This article appeared in the Toronto Star on September 18, 2016.
Watching the circus that is the presidential election south of our border has long been a Canadian pastime, especially since Donald Trump rode that escalator to announce his candidacy.
As a former political communicator, I have watched, with not a small amount of sympathy, as Republican operatives have tried (with limited success) to defuse scandal after scandal their candidate himself has created.
Donald Trump’s campaign careens daily, thanks to a candidate who seems more interested in building his personal brand, selling branded steaks, and stoking angry supporters than in becoming the head of state for the most important nation in the world.
While Trump’s campaign has been described as unfocused, bigoted, incendiary, juvenile and just plain mean-spirited, you will struggle to find anyone describing Trump’s campaign ‘good.’ By all accounts, it has been a disaster that has Republicans terrified of the down-ballot consequences.
And yet, after a summer of near-constant missteps and scornful media coverage, Trump’s campaign rattles forward. Polls this week have shown predictions of his campaign’s death were greatly exaggerated; that there may now be a path to an Electoral College win for him.
All of a sudden, he is now, based on polling, within striking distance of Hillary Clinton.
There are three essential reasons for this, even though the thought of it is unfathomable to many political analysts.
The first is that the political divide in the United States has grown so large that many Republicans and Democrats would tolerate nearly anyone as their party’s nominee merely because that person was not the ‘other side.’ In today’s political environment, even Mother Teresa would struggle to gain cross-partisan support.
The second is that while the United States has experienced rapid economic growth in the last several decades thanks to globalization, not everyone has benefited to the same degree. Blue collar workers across middle America have watched as manufacturers, the bedrock of economic opportunity in many small towns, fled offshore. They have seen wages stagnate, opportunities dry up and the long-term outlook grow more and more anemic.
Not unreasonably, that segment of the population feels more than just disenfranchised; they feel they have been left behind. Fed up with the establishment politics they see as having led to the decline of the America they knew, it is impossible to underestimate the level of antipathy among these voters toward politicians like Hillary Clinton and Barack Obama, whom they see as harbingers of America’s continued woes.

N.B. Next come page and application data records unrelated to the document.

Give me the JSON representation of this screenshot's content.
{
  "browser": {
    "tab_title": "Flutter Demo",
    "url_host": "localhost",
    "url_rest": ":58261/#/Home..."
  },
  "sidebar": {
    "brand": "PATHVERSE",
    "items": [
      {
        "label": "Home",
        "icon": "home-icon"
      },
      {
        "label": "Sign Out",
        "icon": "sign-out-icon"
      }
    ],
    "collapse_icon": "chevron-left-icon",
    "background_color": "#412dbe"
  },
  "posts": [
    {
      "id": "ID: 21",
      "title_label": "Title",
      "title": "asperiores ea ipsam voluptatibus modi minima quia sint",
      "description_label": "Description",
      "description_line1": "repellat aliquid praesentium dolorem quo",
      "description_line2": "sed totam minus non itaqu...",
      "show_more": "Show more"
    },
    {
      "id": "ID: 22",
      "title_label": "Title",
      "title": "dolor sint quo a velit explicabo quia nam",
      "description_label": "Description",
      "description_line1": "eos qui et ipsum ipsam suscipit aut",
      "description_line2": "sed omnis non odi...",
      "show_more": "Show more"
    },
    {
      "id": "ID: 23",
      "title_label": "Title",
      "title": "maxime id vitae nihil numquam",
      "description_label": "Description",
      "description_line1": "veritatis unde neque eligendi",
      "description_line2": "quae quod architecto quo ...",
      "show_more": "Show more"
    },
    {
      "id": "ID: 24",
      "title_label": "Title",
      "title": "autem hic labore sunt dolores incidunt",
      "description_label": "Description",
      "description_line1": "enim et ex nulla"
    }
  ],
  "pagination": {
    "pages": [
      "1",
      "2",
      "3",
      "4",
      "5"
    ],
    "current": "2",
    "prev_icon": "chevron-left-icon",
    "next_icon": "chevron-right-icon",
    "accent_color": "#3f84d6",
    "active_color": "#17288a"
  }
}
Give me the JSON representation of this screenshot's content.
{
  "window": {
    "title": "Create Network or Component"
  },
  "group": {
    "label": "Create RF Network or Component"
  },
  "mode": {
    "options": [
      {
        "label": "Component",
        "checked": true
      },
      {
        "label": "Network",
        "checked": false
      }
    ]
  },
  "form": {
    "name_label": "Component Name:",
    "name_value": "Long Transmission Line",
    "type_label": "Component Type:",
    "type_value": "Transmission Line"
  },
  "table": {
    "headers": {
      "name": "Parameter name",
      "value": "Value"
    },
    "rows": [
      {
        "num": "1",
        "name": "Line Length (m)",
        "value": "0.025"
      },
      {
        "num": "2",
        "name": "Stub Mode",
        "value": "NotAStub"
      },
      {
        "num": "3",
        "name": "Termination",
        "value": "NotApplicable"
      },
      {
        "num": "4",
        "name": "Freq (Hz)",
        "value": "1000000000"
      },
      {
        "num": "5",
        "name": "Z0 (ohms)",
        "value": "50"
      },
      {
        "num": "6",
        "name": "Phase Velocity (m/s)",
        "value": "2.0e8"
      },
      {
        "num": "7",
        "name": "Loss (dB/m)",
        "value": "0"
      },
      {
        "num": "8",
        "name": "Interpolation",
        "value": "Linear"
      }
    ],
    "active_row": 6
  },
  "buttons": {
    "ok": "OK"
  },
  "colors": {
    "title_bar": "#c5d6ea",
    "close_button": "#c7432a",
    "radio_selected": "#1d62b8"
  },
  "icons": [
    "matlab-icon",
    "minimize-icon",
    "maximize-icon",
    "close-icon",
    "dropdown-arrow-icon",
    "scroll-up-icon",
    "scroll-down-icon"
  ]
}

However, even considering these factors, Trump’s potent mix of intolerance and incompetence should have sunk his campaign by now. But it hasn’t. And that’s because the third factor faces not him, but his opponent.
That factor is entirely a Hillary Clinton phenomenon. While much of the attention has been focused on Trump’s unpopularity, Clinton is not far behind. The Democratic nominee is seen as untrustworthy, secretive and cynical.
Events of the last several days — the ham fisted handling of a simple medical issue — give us a glimpse into why American voters are so leery of Clinton’s trustworthiness.
After Clinton fainted at a public event, her campaign’s first instinct was to obfuscate. After that failed to quell interest, her campaign officials blamed the problem on heat overexposure.
They neglected to mention the pneumonia diagnosis she had received a few days before; a diagnosis they only admitted after intense media pressure.
A textbook example of a self-inflicted story.
Too often, politicians, business leaders and other high-profile people fall prey to their instincts and try to shut down a story and minimize damage by dissembling and hiding.
It’s a strategy that never works. Giving evasive answers, using weasel words and avoiding the issue only generate more interest and pressure from the media, who sense something is amiss. And the drip, drip, drip of negative stories only compounds the problems the candidate faces.
After years of covering Clinton, reporters are keenly aware of her instinct to try to hide the entire story from them. Journalists react by continuing to dig, ask questions and press the campaign to come clean.
Every time another of the campaign’s stories unravels, it represents another strike against Clinton’s credibility. Her trust with the American people is at an all-time low, and the fact she struggles to connect with voters is largely a self-created phenomenon.
Should Donald Trump be elected president on Nov. 8 in spite of a campaign filled with gaffes, bullying and outright bigotry, the Clinton campaign’s mismanagement of the media will be a key part of the tale.
Jaime Watt is the executive chairman of Navigator Ltd. and a Conservative strategist.